• Problem to work on:
Lines with the word "Users" are the answer; copy each of them from the data below.

• Study material:
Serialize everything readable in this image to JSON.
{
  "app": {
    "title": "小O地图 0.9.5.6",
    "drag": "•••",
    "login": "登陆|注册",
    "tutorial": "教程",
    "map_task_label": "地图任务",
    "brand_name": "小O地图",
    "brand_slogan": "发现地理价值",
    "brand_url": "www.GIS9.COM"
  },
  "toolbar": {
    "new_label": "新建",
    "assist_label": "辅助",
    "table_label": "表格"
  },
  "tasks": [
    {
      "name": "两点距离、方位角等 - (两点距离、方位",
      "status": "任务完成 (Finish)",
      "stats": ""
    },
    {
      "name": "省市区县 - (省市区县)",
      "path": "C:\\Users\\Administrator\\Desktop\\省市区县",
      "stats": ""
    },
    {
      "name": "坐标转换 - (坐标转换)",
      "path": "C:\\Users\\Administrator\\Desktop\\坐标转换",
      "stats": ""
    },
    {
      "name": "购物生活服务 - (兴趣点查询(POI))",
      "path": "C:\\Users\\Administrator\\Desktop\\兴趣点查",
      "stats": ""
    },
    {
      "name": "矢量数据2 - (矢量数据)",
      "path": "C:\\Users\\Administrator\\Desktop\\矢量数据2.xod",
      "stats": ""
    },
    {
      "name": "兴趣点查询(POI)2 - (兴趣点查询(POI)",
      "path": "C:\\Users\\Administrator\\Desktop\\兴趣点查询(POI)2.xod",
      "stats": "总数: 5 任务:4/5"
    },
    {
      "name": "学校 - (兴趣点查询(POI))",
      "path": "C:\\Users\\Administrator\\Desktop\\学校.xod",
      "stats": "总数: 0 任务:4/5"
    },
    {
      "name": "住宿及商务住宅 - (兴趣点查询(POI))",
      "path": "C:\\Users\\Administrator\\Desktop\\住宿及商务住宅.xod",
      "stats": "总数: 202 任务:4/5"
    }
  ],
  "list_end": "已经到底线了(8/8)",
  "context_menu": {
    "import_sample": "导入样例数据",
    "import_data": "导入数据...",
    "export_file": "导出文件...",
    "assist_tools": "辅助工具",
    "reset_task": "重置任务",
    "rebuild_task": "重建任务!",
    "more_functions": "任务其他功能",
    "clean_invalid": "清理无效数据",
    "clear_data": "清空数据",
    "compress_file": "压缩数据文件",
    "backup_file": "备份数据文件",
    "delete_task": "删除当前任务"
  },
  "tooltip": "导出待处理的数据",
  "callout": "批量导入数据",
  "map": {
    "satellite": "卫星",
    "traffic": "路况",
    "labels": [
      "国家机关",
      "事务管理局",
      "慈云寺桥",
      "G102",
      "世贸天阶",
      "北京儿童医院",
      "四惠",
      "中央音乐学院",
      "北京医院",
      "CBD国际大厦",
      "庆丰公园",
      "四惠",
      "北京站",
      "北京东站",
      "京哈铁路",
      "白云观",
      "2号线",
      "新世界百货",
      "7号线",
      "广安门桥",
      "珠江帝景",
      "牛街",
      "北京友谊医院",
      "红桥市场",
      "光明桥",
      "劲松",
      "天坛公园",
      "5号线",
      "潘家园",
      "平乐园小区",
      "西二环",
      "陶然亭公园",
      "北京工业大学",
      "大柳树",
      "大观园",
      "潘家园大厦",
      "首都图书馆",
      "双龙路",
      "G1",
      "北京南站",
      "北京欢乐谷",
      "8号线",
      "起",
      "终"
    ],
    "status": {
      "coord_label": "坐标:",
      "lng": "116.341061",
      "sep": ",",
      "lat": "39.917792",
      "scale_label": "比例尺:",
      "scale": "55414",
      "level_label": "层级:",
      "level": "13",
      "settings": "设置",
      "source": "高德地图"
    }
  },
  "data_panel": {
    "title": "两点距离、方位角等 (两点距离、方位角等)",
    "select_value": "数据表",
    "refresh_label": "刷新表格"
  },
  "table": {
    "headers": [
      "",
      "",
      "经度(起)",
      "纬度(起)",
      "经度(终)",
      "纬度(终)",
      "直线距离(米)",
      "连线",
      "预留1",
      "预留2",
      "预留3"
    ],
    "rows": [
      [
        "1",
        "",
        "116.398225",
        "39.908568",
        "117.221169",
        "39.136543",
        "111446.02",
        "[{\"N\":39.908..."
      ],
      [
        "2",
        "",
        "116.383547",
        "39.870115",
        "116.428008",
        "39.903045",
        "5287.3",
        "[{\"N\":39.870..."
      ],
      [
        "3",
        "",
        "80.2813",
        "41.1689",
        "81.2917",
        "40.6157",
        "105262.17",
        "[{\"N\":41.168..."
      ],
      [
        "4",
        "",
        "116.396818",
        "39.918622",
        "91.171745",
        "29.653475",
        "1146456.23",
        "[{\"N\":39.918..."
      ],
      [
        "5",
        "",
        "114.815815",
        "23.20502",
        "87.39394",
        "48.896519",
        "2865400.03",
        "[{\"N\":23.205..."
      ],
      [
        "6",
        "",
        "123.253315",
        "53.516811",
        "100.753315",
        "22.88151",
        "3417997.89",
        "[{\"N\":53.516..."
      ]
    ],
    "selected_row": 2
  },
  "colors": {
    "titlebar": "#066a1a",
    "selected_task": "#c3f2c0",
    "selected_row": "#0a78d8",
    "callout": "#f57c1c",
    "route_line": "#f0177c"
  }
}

• Worked solution:
      "path": "C:\\Users\\Administrator\\Desktop\\省市区县",
      "path": "C:\\Users\\Administrator\\Desktop\\坐标转换",
      "path": "C:\\Users\\Administrator\\Desktop\\兴趣点查",
      "path": "C:\\Users\\Administrator\\Desktop\\矢量数据2.xod",
      "path": "C:\\Users\\Administrator\\Desktop\\兴趣点查询(POI)2.xod",
      "path": "C:\\Users\\Administrator\\Desktop\\学校.xod",
      "path": "C:\\Users\\Administrator\\Desktop\\住宿及商务住宅.xod",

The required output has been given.